On Sunday, May 8, celebrate Mother’s Day with a crew of musical moms including Jenny O’Hara Callaghan, Bea, Melissa Gardiner, Joanne Troy Perry and Tamaralee Shutt. The Moms That Rock concert, organized by Kathleen Mason of KMase Productions and musician Charley Orlando, runs from 6 to 9 p.m. at Funk ‘N Waffles Downtown, 307 S. Clinton St.
Mason, who has run the KMase promotion and talent management company for three years, enjoys supporting local artists. “Charley approached me with an idea for Mother’s Day, a ‘moms who rock’ theme,” she recalls. “We put a bill together in a way that allows moms in town to have a whole day, but then they can come out to a show that honors them and watch their peers play something great.”
The lineup consists of women who span the musical gamut but are bonded by their common strand of motherhood.
Tamaralee Shutt is a freelance graphic artist who also plays trumpet, ukulele, melodica and percussion, plus she’s a singer. In the 1980s she performed in various musical theater groups and even played in a band during her pregnancy with her son, Jess Marley. She has performed with jazz groups Serendipity and the Salt City Jazz Collective, and is a member of the indie rock unit I Am Fool. In addition to Jess, now 26, she also has a 19-year-old daughter, Samantha Spadafore, and two stepchildren, Crista Spadafore, 28, and Joel Spadafore, 30.
“My biggest challenge is finding time outside of rehearsals to practice on my own,” Shutt says. “During my daughter’s voice lessons and dance classes, I used to sit in my car with my ukulele and keyboard so I could practice in the parking lot. I wrote a couple songs that way.”
Shutt notes the sacrifices that go along with juggling duties. “Being a mom musician is a great outlet,” she says. “Do I wish I were further along with my music career and touring with a band? Yeah, but sometimes you have to put the music on pause. You have to learn to balance home and performance.”
For Jenny O’Hara Callaghan and her family, “You always need to make sure their needs are met,” Callaghan says about her three children, Cassidi, 14, Brogan, 10, and Cavan, 6. “It’s important for me to do something I love and not give everything of myself to my children. I need to share my gifts, talents and strengths. It’s also important for my kids to see that I have outside interests, and that helps them to have hobbies of their own. It’s important that they pursue the things they love, too.”
Callaghan has performed with Dark Hollow, the longtime Grateful Dead tribute band, as well as the Shining Star Band, the Smoking Loons and various community choirs. She’s also a teacher at Jowonio School.
“They love me playing and singing,” she says. “But you’ve always got to find a balance in life: for me, being a teacher, a mother and singer.”
Solo acoustic singer-songwriter Bea has a 6-year-old son, Brixton, who has also taught her the importance of balance and making space in her life for others.
“Music was the biggest part of my life for a long time,” she says. “As a new mom, I thought making room in my life for a child meant removing what was taking up all the space.
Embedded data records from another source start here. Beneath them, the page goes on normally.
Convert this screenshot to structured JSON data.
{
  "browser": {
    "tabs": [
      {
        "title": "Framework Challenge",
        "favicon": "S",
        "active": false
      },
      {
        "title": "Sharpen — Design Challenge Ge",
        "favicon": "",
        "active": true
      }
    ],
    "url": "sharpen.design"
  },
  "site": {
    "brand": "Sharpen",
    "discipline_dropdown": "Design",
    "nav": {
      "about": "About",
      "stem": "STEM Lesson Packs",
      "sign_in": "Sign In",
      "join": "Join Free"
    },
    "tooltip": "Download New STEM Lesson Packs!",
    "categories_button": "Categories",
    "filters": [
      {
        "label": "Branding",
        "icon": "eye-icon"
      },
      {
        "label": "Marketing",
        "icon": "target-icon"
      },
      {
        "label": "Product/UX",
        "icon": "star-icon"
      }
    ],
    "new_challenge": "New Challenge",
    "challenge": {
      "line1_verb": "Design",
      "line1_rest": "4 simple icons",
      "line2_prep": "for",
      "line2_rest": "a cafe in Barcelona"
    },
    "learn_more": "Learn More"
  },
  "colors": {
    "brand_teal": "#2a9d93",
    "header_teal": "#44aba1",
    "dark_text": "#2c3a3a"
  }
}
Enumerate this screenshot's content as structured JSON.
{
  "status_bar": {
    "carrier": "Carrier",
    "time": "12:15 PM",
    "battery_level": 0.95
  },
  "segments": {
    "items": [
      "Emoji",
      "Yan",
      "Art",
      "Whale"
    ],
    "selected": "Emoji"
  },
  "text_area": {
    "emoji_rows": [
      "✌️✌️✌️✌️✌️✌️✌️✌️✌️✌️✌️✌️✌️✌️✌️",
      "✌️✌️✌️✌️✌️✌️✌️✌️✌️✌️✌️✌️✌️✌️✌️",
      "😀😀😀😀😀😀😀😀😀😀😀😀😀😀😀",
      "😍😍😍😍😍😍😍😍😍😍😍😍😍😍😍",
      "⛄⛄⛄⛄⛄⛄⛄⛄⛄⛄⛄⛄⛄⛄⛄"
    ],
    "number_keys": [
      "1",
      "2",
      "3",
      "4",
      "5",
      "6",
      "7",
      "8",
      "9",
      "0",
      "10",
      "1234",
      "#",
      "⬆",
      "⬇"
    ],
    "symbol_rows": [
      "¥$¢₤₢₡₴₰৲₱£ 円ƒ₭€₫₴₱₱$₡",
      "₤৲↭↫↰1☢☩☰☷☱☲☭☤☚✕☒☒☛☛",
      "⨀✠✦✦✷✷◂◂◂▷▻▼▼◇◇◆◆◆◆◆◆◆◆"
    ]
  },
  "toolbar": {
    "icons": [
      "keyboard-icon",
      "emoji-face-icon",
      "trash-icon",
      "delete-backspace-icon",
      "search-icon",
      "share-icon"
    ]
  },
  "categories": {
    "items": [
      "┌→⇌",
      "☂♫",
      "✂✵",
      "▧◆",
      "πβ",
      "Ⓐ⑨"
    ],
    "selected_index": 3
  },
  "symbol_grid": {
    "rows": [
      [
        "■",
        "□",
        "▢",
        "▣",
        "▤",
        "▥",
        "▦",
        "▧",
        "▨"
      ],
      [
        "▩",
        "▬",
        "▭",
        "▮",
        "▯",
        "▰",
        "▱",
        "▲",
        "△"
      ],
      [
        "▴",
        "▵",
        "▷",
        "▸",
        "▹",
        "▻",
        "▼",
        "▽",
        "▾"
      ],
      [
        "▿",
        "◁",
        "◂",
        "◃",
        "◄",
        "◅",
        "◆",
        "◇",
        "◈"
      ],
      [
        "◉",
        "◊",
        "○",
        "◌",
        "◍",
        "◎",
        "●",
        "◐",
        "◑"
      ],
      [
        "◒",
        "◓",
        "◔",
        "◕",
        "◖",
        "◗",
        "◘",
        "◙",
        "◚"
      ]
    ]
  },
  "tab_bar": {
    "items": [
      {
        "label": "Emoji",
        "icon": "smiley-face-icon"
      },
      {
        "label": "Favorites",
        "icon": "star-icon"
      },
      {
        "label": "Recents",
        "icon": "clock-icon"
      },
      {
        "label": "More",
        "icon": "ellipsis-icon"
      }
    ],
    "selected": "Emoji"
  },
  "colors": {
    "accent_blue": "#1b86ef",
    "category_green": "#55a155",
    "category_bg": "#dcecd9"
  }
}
So I didn’t write or sing or even touch my guitar for at least three years after becoming a mom. Then one day an old friend contacted me to play a show in San Francisco. When I did the show, I fell in love with it all over again. With a little rearranging, I realized there was a place for music in my life, even as a mother.”
Melissa Gardiner is a full-time musician who teaches and plays with groups including her own Second Line Syracuse and jazz organ trio MG3. She also hosts her own weekly Sunday jazz jam at Funk ‘N Waffles Downtown. Her son, Julien, 4, is a regular at the afternoon jam.
“He’s come up on stage a couple of times and joined us,” she says. “I am hoping he will join me at this show as well. He loves to dance and doesn’t mind being the center of attention.”
Gardiner is a professional trombonist who has shared stages with performers including Aretha Franklin. She relocated from New York City back to Syracuse when she found out she was pregnant. “I moved back to be near my family,” she says. “It is difficult to be a single mom and a musician, and I really don’t think it would be possible without my family’s support. In a way, it has helped me set the bar where I need it to be in order to afford childcare for gigs and such.”
She also notes the balancing act of motherhood and music. “I do miss being able to just get up and go out,” she says. “It’s much harder to be spontaneous, to travel; music is mostly a nightlife thing and not family-friendly. This has inspired me to host the jazz jam in the afternoons and encourage all ages to come. I am extremely proud that my son has been so frequently exposed to all sorts of music and culture. I am grateful to be in a place where so many are so encouraging and supportive.”
Joanne Troy Perry has raised five children — Mary, 22, Michael, 20, Regina, 18, Anna, 16, and Austin, 13 — while also playing with The Unstoppables and The Combination and working two part-time jobs.
“I couldn’t have been performing in the evenings if I didn’t have the support of my husband, Joe,” she says. “I hope it’s been a positive example for our children to see their mom as multidimensional, and as someone who uses her talents for charities whenever possible. They have all shown an interest in performing. Those are positives. The challenges are significant, but not impossible.”